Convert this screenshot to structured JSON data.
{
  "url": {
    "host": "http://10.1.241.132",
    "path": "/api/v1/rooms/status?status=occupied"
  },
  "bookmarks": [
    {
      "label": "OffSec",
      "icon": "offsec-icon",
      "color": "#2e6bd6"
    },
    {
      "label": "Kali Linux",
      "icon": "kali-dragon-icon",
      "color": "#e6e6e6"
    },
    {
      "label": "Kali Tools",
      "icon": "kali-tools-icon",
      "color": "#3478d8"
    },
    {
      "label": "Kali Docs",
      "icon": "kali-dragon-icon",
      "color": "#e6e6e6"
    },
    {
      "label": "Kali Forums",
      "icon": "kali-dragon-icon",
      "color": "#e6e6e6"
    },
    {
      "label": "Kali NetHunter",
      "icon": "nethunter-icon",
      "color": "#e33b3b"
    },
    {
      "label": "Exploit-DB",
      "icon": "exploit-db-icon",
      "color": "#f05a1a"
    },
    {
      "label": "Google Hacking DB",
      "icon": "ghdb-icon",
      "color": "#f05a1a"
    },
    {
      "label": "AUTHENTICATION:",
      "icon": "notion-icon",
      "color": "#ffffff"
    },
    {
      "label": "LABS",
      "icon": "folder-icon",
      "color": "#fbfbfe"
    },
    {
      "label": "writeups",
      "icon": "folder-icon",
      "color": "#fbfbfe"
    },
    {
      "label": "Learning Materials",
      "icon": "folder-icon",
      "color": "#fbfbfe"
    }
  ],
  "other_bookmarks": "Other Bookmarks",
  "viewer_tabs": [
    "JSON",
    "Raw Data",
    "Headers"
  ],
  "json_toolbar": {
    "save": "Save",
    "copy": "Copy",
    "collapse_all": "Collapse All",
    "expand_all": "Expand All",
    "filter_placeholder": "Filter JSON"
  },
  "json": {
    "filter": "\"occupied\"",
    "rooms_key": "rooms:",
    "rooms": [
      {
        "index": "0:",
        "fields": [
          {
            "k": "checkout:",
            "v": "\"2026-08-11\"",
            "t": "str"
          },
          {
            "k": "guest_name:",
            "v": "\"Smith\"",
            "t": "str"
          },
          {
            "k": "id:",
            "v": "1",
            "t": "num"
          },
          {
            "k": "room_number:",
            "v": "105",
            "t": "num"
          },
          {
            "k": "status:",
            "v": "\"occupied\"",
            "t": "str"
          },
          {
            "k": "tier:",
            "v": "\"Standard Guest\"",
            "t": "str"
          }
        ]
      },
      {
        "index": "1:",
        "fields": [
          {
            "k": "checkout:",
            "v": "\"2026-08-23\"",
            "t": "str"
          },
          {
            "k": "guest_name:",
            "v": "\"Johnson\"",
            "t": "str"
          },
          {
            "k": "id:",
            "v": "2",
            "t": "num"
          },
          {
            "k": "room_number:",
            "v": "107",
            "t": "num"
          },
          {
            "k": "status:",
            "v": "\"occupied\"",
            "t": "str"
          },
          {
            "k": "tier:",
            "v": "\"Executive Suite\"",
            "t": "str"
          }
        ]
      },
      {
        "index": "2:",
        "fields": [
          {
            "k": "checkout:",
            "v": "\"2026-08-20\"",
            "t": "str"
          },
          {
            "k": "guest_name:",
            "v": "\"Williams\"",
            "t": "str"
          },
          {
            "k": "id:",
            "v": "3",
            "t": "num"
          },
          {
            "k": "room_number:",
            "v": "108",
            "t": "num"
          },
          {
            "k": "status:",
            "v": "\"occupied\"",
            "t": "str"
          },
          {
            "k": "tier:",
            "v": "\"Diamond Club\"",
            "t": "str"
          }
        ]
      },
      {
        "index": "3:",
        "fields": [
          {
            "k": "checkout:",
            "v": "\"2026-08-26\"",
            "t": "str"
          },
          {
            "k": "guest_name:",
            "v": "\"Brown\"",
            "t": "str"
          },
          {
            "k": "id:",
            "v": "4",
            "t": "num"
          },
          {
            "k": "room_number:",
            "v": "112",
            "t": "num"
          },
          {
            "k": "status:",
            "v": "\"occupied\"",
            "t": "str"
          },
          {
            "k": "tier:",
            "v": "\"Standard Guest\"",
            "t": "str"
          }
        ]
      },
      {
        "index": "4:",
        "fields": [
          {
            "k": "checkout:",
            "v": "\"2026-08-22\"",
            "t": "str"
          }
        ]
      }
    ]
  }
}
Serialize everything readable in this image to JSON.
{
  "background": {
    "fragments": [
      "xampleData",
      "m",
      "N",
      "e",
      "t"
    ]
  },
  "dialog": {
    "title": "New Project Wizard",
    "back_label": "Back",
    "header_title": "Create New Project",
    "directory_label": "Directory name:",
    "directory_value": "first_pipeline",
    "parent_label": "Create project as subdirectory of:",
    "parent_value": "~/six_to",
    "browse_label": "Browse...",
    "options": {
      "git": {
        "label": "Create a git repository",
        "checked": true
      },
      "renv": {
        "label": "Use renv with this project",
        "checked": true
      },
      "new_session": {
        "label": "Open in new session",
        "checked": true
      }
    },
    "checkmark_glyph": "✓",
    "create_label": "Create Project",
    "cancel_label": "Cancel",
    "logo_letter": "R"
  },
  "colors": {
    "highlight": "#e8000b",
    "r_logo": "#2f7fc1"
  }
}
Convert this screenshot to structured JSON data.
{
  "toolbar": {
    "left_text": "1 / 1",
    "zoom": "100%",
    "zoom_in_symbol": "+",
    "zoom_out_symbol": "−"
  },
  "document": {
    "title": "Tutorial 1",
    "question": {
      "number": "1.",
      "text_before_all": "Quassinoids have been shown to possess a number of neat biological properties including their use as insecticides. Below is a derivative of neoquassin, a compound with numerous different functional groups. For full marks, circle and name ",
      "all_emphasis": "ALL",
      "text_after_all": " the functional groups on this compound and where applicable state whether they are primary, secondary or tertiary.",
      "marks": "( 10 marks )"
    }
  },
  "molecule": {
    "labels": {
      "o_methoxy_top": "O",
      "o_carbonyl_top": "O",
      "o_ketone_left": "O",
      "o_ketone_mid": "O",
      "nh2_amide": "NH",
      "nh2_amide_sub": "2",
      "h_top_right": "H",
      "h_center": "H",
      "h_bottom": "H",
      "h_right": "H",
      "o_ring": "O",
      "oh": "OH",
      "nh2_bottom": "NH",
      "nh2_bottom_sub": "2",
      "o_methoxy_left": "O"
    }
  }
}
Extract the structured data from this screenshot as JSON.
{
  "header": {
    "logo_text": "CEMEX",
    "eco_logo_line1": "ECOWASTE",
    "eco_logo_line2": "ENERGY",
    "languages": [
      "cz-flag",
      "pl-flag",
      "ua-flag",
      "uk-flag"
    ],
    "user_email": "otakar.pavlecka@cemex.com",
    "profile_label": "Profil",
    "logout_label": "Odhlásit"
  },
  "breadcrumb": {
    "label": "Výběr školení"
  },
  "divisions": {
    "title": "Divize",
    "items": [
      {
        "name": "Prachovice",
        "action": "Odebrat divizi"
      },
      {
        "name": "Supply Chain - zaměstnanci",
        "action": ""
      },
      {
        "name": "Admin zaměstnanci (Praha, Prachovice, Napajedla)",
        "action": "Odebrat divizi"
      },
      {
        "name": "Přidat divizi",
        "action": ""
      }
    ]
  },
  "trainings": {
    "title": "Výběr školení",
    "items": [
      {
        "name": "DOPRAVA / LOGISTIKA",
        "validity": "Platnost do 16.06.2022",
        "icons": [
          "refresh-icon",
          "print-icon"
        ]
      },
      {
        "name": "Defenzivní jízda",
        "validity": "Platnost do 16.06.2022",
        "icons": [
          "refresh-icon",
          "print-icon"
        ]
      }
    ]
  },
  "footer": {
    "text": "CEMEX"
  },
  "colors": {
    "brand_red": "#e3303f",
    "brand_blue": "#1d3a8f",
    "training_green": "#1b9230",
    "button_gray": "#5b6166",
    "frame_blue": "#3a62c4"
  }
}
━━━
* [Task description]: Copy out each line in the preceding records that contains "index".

* [Result of this exercise]:
        "index": "0:",
        "index": "1:",
        "index": "2:",
        "index": "3:",
        "index": "4:",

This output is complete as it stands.